• Provided data:
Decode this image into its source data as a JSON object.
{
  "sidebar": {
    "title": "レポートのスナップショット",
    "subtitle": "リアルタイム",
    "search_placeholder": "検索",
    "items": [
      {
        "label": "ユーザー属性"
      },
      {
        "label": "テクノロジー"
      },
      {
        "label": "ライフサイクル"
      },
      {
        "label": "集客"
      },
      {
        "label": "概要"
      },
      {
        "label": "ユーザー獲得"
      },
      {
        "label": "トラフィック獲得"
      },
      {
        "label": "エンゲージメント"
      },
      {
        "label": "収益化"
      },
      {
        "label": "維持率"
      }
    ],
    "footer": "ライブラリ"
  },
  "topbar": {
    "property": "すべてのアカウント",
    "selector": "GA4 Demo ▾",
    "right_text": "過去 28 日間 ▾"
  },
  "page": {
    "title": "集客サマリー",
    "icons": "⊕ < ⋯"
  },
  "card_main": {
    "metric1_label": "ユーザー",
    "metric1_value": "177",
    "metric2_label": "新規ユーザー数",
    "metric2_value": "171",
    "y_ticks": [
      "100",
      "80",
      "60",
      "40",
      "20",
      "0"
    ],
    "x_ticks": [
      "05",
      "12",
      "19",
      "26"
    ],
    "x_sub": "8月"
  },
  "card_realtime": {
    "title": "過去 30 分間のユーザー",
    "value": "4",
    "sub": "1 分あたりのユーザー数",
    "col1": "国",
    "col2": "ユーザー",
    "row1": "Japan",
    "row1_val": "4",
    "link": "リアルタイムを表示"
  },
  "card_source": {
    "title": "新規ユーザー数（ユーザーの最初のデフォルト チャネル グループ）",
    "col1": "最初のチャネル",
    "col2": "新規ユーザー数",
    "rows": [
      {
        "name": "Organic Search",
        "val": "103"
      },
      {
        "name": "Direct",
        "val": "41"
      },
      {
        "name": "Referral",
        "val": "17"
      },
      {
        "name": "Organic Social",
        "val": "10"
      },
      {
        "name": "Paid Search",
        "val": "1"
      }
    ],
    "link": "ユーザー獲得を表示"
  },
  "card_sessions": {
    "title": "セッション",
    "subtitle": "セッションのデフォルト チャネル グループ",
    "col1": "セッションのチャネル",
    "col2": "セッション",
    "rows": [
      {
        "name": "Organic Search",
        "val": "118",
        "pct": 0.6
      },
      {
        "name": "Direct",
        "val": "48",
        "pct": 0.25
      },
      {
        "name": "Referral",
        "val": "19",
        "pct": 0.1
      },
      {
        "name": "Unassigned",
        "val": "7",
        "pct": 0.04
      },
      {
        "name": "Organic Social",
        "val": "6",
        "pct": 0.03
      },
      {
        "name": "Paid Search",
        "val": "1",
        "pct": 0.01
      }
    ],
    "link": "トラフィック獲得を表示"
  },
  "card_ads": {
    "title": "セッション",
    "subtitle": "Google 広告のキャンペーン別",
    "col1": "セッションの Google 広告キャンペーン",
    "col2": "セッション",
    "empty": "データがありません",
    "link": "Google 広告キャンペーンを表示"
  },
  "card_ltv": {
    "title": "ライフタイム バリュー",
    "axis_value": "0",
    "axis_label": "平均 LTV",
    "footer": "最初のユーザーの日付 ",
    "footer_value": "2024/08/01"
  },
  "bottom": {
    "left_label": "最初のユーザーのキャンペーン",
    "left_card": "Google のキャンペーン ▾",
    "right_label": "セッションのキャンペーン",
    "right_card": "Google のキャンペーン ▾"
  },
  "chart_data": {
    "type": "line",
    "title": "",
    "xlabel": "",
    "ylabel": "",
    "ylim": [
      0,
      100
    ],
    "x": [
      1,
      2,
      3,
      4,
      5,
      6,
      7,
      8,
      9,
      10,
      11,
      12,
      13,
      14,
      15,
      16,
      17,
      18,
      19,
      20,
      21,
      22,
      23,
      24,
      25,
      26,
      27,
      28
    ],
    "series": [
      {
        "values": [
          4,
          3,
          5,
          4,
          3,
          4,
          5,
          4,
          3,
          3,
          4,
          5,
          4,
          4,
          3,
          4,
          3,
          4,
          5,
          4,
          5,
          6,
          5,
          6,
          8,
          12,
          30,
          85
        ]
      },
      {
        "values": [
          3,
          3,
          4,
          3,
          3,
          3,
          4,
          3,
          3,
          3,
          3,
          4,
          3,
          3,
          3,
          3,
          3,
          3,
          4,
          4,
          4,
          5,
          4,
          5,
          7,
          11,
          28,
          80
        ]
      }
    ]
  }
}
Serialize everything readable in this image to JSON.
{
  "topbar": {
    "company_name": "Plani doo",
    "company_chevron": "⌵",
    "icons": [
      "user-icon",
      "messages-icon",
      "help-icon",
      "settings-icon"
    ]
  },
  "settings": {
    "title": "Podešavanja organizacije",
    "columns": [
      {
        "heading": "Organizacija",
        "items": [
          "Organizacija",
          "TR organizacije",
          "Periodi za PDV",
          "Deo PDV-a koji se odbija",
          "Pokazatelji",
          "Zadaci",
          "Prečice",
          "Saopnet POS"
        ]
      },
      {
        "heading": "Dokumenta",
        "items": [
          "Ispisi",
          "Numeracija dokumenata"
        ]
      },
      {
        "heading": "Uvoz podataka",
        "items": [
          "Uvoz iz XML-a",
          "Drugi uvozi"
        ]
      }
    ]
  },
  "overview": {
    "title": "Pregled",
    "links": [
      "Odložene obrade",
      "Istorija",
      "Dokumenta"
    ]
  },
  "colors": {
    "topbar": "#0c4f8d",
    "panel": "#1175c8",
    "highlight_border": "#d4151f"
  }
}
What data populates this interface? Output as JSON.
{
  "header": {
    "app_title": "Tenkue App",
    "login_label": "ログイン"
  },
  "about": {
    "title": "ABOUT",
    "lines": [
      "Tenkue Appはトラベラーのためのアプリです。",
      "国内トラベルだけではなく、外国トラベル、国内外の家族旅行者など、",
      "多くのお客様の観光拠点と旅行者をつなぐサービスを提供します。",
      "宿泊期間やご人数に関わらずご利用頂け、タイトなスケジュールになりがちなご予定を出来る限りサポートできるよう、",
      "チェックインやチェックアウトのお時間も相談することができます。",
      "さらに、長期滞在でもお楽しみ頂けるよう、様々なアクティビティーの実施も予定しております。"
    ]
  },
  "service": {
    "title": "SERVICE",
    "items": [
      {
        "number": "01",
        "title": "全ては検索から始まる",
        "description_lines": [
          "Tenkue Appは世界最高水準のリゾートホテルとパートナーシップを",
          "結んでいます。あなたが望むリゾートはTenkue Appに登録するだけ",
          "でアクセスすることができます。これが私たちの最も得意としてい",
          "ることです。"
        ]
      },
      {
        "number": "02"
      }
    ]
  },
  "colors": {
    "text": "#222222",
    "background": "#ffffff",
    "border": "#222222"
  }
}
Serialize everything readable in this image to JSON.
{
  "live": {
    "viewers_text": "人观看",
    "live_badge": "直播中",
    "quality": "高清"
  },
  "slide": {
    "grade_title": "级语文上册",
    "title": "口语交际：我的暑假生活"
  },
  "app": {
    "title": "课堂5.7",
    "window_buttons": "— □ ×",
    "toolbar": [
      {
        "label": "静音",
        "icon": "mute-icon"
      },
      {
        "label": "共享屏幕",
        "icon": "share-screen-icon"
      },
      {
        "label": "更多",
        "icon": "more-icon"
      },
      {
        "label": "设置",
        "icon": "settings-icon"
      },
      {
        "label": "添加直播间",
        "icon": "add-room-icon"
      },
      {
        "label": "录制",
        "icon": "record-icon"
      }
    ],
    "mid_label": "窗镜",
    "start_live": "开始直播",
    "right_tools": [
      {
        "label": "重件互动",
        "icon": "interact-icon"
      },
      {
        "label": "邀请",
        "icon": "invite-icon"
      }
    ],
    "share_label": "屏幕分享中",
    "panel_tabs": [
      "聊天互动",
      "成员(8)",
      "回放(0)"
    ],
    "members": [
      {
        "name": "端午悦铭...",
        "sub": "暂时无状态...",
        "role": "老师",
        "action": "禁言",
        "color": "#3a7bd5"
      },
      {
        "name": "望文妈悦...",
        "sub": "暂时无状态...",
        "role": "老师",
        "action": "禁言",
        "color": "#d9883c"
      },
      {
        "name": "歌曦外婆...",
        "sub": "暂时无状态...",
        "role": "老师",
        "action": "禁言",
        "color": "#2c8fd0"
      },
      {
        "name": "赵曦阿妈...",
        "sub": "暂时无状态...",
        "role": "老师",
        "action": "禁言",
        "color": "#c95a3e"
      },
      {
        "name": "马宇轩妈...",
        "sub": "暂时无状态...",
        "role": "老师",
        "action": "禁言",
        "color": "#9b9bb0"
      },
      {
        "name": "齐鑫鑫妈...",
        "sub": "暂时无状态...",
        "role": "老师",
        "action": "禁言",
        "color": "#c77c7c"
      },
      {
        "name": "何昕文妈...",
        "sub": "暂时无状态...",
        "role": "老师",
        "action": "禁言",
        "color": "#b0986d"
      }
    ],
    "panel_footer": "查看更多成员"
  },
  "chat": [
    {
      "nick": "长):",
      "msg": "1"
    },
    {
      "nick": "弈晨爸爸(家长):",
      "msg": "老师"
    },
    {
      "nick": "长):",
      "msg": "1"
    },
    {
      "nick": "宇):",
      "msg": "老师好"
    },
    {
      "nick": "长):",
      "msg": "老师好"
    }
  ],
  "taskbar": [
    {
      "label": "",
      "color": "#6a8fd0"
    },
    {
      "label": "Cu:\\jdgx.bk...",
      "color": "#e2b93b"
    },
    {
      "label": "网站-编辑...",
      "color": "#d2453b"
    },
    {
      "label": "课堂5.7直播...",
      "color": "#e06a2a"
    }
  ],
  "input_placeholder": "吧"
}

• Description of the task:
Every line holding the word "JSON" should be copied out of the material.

• Exercise output:
Decode this image into its source data as a JSON object.
Serialize everything readable in this image to JSON.
What data populates this interface? Output as JSON.
Serialize everything readable in this image to JSON.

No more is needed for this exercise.